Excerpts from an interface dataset
────────────────────
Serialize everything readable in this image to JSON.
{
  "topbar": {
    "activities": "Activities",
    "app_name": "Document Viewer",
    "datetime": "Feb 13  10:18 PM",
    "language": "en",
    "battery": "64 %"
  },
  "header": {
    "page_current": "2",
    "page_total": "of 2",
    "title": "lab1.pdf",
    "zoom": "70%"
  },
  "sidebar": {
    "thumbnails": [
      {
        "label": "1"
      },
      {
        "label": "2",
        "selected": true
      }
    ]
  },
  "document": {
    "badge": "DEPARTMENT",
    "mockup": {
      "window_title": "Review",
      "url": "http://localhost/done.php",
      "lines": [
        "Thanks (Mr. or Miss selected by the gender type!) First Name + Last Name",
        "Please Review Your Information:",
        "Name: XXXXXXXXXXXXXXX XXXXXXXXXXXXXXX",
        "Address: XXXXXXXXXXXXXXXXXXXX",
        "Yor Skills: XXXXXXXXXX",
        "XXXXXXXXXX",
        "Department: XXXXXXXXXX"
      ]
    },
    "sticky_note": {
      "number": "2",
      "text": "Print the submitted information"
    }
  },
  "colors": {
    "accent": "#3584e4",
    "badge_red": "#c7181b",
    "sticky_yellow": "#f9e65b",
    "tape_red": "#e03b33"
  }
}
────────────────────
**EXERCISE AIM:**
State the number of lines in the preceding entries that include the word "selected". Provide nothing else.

**TASK RESPONSE:**
2